## Records
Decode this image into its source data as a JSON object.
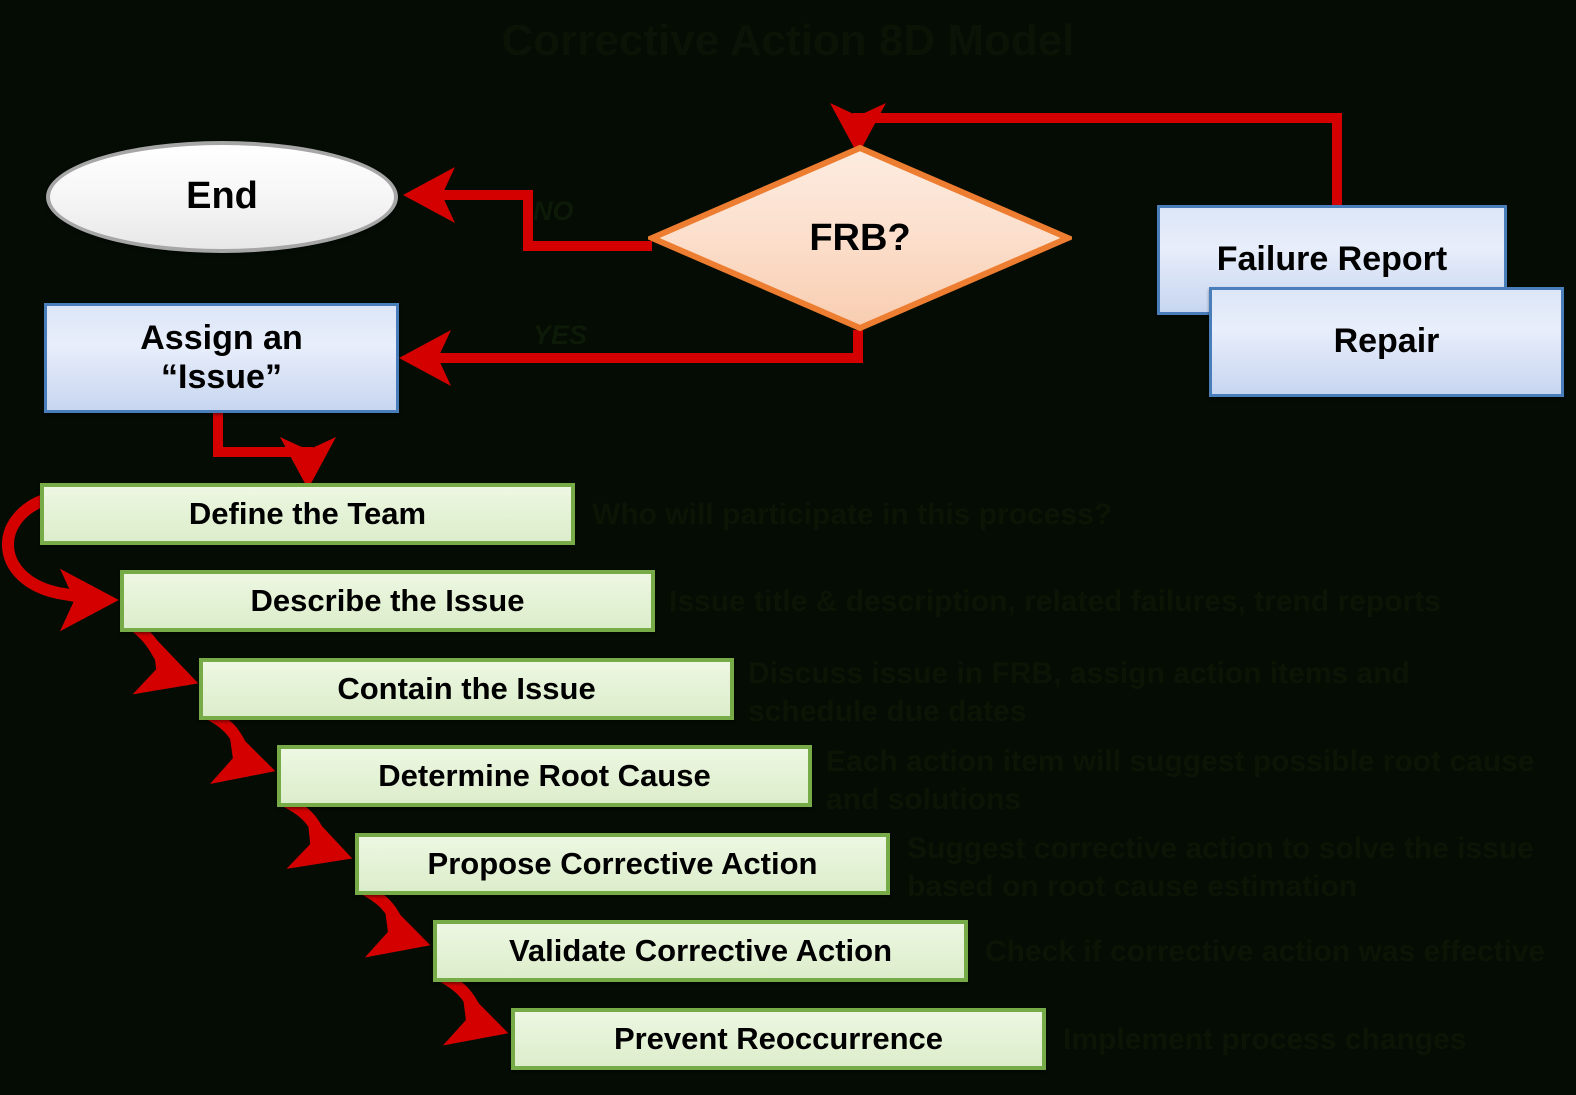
{
  "title": "Corrective Action 8D Model",
  "background_color": "#040c04",
  "colors": {
    "arrow": "#d40000",
    "green_border": "#76ab48",
    "blue_border": "#4a7ebb",
    "diamond_border": "#ed7d31",
    "terminator_border": "#a6a6a6"
  },
  "nodes": {
    "end": {
      "label": "End",
      "shape": "ellipse"
    },
    "decision": {
      "label": "FRB?",
      "shape": "diamond"
    },
    "failure_report": {
      "label": "Failure Report",
      "shape": "rectangle"
    },
    "repair": {
      "label": "Repair",
      "shape": "rectangle"
    },
    "assign_issue": {
      "label_line1": "Assign an",
      "label_line2": "“Issue”",
      "shape": "rectangle"
    }
  },
  "branch_labels": {
    "no": "NO",
    "yes": "YES"
  },
  "steps": [
    {
      "label": "Define the Team",
      "annotation": "Who will participate in this process?"
    },
    {
      "label": "Describe the Issue",
      "annotation": "Issue title & description, related failures, trend reports"
    },
    {
      "label": "Contain the Issue",
      "annotation": "Discuss issue in FRB, assign action items and schedule due dates"
    },
    {
      "label": "Determine Root Cause",
      "annotation": "Each action item will suggest possible root cause and solutions"
    },
    {
      "label": "Propose Corrective Action",
      "annotation": "Suggest corrective action to solve the issue based on root cause estimation"
    },
    {
      "label": "Validate Corrective Action",
      "annotation": "Check if corrective action was effective"
    },
    {
      "label": "Prevent Reoccurrence",
      "annotation": "Implement process changes"
    }
  ]
}
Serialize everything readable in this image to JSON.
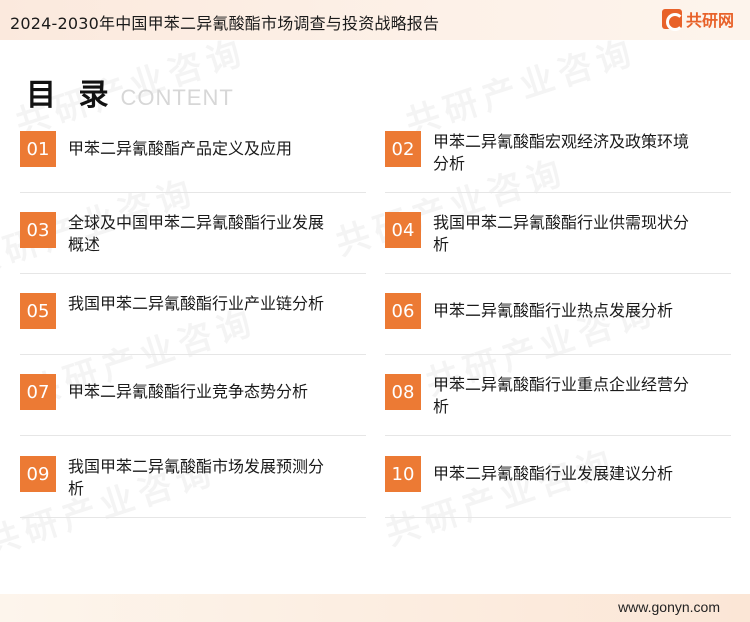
{
  "header": {
    "title": "2024-2030年中国甲苯二异氰酸酯市场调查与投资战略报告",
    "brand": "共研网"
  },
  "toc": {
    "heading": "目 录",
    "heading_sub": "CONTENT",
    "items": [
      {
        "num": "01",
        "label": "甲苯二异氰酸酯产品定义及应用"
      },
      {
        "num": "02",
        "label": "甲苯二异氰酸酯宏观经济及政策环境分析"
      },
      {
        "num": "03",
        "label": "全球及中国甲苯二异氰酸酯行业发展概述"
      },
      {
        "num": "04",
        "label": "我国甲苯二异氰酸酯行业供需现状分析"
      },
      {
        "num": "05",
        "label": "我国甲苯二异氰酸酯行业产业链分析"
      },
      {
        "num": "06",
        "label": "甲苯二异氰酸酯行业热点发展分析"
      },
      {
        "num": "07",
        "label": "甲苯二异氰酸酯行业竞争态势分析"
      },
      {
        "num": "08",
        "label": "甲苯二异氰酸酯行业重点企业经营分析"
      },
      {
        "num": "09",
        "label": "我国甲苯二异氰酸酯市场发展预测分析"
      },
      {
        "num": "10",
        "label": "甲苯二异氰酸酯行业发展建议分析"
      }
    ]
  },
  "watermark": {
    "text": "共研产业咨询",
    "url": "www.gonyn.com"
  },
  "footer": {
    "url": "www.gonyn.com"
  },
  "colors": {
    "accent": "#ec7a34",
    "brand": "#e8622a"
  }
}
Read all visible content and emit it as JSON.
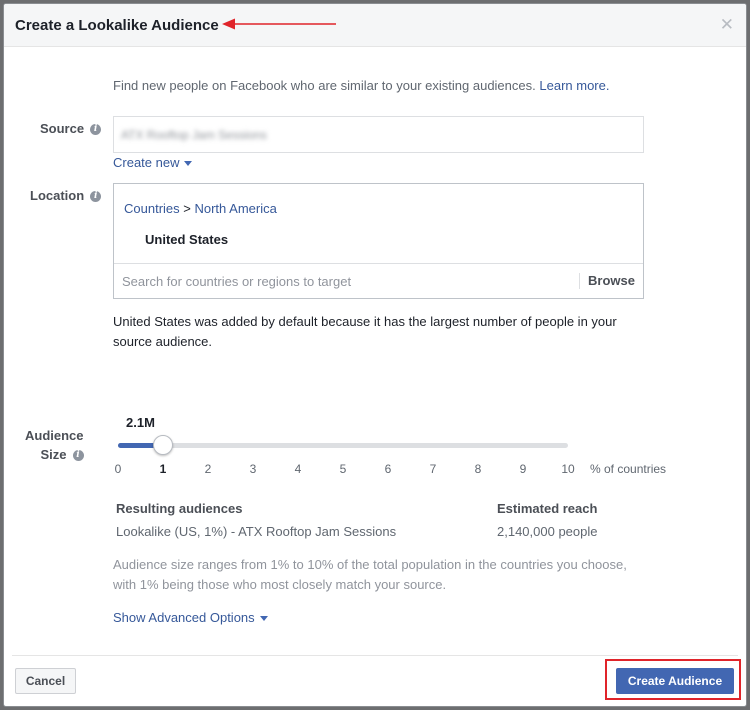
{
  "dialog": {
    "title": "Create a Lookalike Audience",
    "close_icon": "close-icon",
    "annotation_color": "#e0242a"
  },
  "intro": {
    "text": "Find new people on Facebook who are similar to your existing audiences.",
    "learn_more": "Learn more."
  },
  "source": {
    "label": "Source",
    "value": "ATX Rooftop Jam Sessions",
    "create_new": "Create new"
  },
  "location": {
    "label": "Location",
    "crumb_root": "Countries",
    "crumb_sep": ">",
    "crumb_region": "North America",
    "selected": "United States",
    "search_placeholder": "Search for countries or regions to target",
    "browse": "Browse",
    "note": "United States was added by default because it has the largest number of people in your source audience."
  },
  "audience_size": {
    "label_line1": "Audience",
    "label_line2": "Size",
    "value_display": "2.1M",
    "selected_percent": 1,
    "ticks": [
      "0",
      "1",
      "2",
      "3",
      "4",
      "5",
      "6",
      "7",
      "8",
      "9",
      "10"
    ],
    "suffix": "% of countries"
  },
  "results": {
    "col1_header": "Resulting audiences",
    "col1_value": "Lookalike (US, 1%) - ATX Rooftop Jam Sessions",
    "col2_header": "Estimated reach",
    "col2_value": "2,140,000 people"
  },
  "range_note": "Audience size ranges from 1% to 10% of the total population in the countries you choose, with 1% being those who most closely match your source.",
  "advanced": "Show Advanced Options",
  "footer": {
    "cancel": "Cancel",
    "create": "Create Audience"
  },
  "colors": {
    "brand": "#4267b2",
    "link": "#365899"
  }
}
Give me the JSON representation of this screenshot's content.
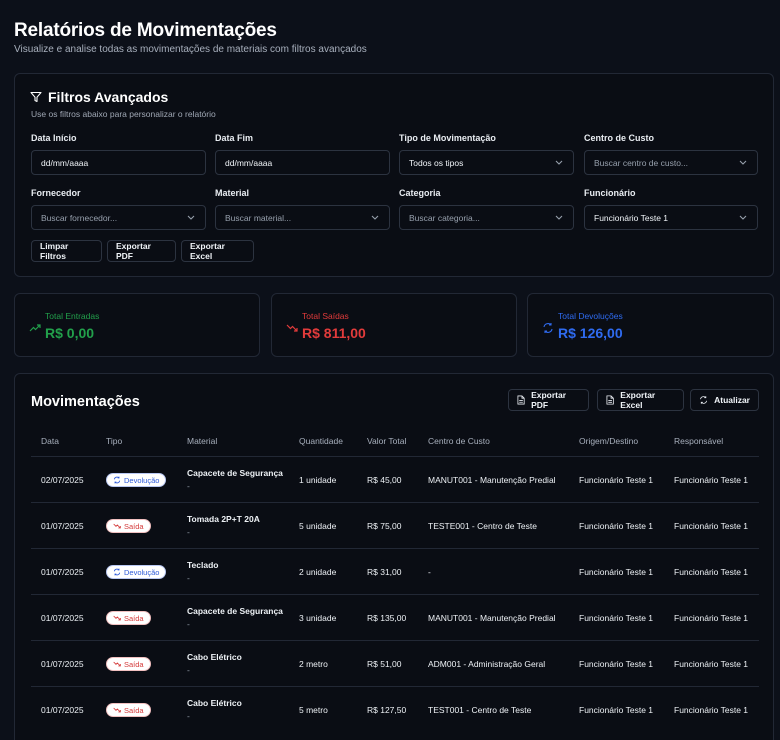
{
  "header": {
    "title": "Relatórios de Movimentações",
    "subtitle": "Visualize e analise todas as movimentações de materiais com filtros avançados"
  },
  "filters": {
    "title": "Filtros Avançados",
    "subtitle": "Use os filtros abaixo para personalizar o relatório",
    "data_inicio": {
      "label": "Data Início",
      "value": "dd/mm/aaaa"
    },
    "data_fim": {
      "label": "Data Fim",
      "value": "dd/mm/aaaa"
    },
    "tipo": {
      "label": "Tipo de Movimentação",
      "value": "Todos os tipos"
    },
    "centro_custo": {
      "label": "Centro de Custo",
      "placeholder": "Buscar centro de custo..."
    },
    "fornecedor": {
      "label": "Fornecedor",
      "placeholder": "Buscar fornecedor..."
    },
    "material": {
      "label": "Material",
      "placeholder": "Buscar material..."
    },
    "categoria": {
      "label": "Categoria",
      "placeholder": "Buscar categoria..."
    },
    "funcionario": {
      "label": "Funcionário",
      "value": "Funcionário Teste 1"
    },
    "buttons": {
      "clear": "Limpar Filtros",
      "pdf": "Exportar PDF",
      "excel": "Exportar Excel"
    }
  },
  "stats": {
    "entradas": {
      "label": "Total Entradas",
      "value": "R$ 0,00",
      "color": "#22a04b"
    },
    "saidas": {
      "label": "Total Saídas",
      "value": "R$ 811,00",
      "color": "#e23b3b"
    },
    "devolucoes": {
      "label": "Total Devoluções",
      "value": "R$ 126,00",
      "color": "#2f6bf0"
    }
  },
  "moves": {
    "title": "Movimentações",
    "buttons": {
      "pdf": "Exportar PDF",
      "excel": "Exportar Excel",
      "refresh": "Atualizar"
    },
    "columns": [
      "Data",
      "Tipo",
      "Material",
      "Quantidade",
      "Valor Total",
      "Centro de Custo",
      "Origem/Destino",
      "Responsável"
    ],
    "rows": [
      {
        "date": "02/07/2025",
        "type": "Devolução",
        "kind": "dev",
        "material": "Capacete de Segurança",
        "sub": "-",
        "qty": "1 unidade",
        "total": "R$ 45,00",
        "cc": "MANUT001 - Manutenção Predial",
        "origin": "Funcionário Teste 1",
        "resp": "Funcionário Teste 1"
      },
      {
        "date": "01/07/2025",
        "type": "Saída",
        "kind": "sai",
        "material": "Tomada 2P+T 20A",
        "sub": "-",
        "qty": "5 unidade",
        "total": "R$ 75,00",
        "cc": "TESTE001 - Centro de Teste",
        "origin": "Funcionário Teste 1",
        "resp": "Funcionário Teste 1"
      },
      {
        "date": "01/07/2025",
        "type": "Devolução",
        "kind": "dev",
        "material": "Teclado",
        "sub": "-",
        "qty": "2 unidade",
        "total": "R$ 31,00",
        "cc": "-",
        "origin": "Funcionário Teste 1",
        "resp": "Funcionário Teste 1"
      },
      {
        "date": "01/07/2025",
        "type": "Saída",
        "kind": "sai",
        "material": "Capacete de Segurança",
        "sub": "-",
        "qty": "3 unidade",
        "total": "R$ 135,00",
        "cc": "MANUT001 - Manutenção Predial",
        "origin": "Funcionário Teste 1",
        "resp": "Funcionário Teste 1"
      },
      {
        "date": "01/07/2025",
        "type": "Saída",
        "kind": "sai",
        "material": "Cabo Elétrico",
        "sub": "-",
        "qty": "2 metro",
        "total": "R$ 51,00",
        "cc": "ADM001 - Administração Geral",
        "origin": "Funcionário Teste 1",
        "resp": "Funcionário Teste 1"
      },
      {
        "date": "01/07/2025",
        "type": "Saída",
        "kind": "sai",
        "material": "Cabo Elétrico",
        "sub": "-",
        "qty": "5 metro",
        "total": "R$ 127,50",
        "cc": "TEST001 - Centro de Teste",
        "origin": "Funcionário Teste 1",
        "resp": "Funcionário Teste 1"
      }
    ]
  }
}
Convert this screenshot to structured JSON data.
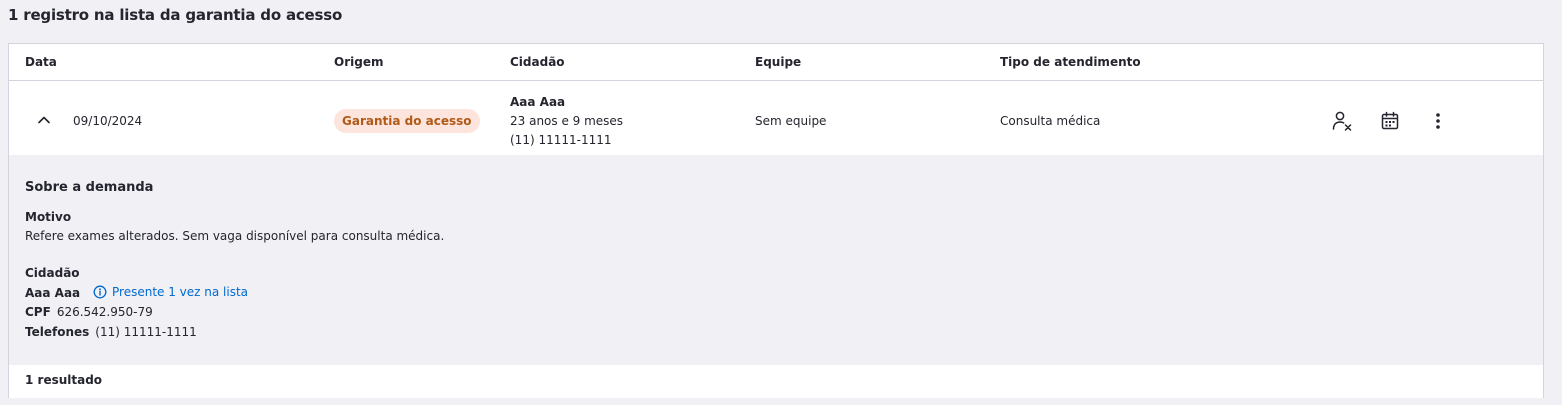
{
  "page": {
    "title": "1 registro na lista da garantia do acesso"
  },
  "table": {
    "headers": {
      "data": "Data",
      "origem": "Origem",
      "cidadao": "Cidadão",
      "equipe": "Equipe",
      "tipo": "Tipo de atendimento"
    },
    "rows": [
      {
        "data": "09/10/2024",
        "origem": "Garantia do acesso",
        "cidadao_nome": "Aaa Aaa",
        "cidadao_idade": "23 anos e 9 meses",
        "cidadao_telefone": "(11) 11111-1111",
        "equipe": "Sem equipe",
        "tipo": "Consulta médica"
      }
    ]
  },
  "details": {
    "title": "Sobre a demanda",
    "motivo_label": "Motivo",
    "motivo_text": "Refere exames alterados. Sem vaga disponível para consulta médica.",
    "cidadao_label": "Cidadão",
    "cidadao_nome": "Aaa Aaa",
    "presente": "Presente 1 vez na lista",
    "cpf_label": "CPF",
    "cpf": "626.542.950-79",
    "telefones_label": "Telefones",
    "telefones": "(11) 11111-1111"
  },
  "footer": {
    "result_count": "1 resultado"
  },
  "icons": {
    "collapse": "chevron-up-icon",
    "remove_citizen": "user-remove-icon",
    "schedule": "calendar-icon",
    "more": "more-vertical-icon",
    "info": "info-icon"
  },
  "colors": {
    "tag_bg": "#fde4dc",
    "tag_text": "#b05a18",
    "link": "#0069d0",
    "expanded_bg": "#f0f0f5"
  }
}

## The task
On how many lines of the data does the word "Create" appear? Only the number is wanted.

## Exercise output
3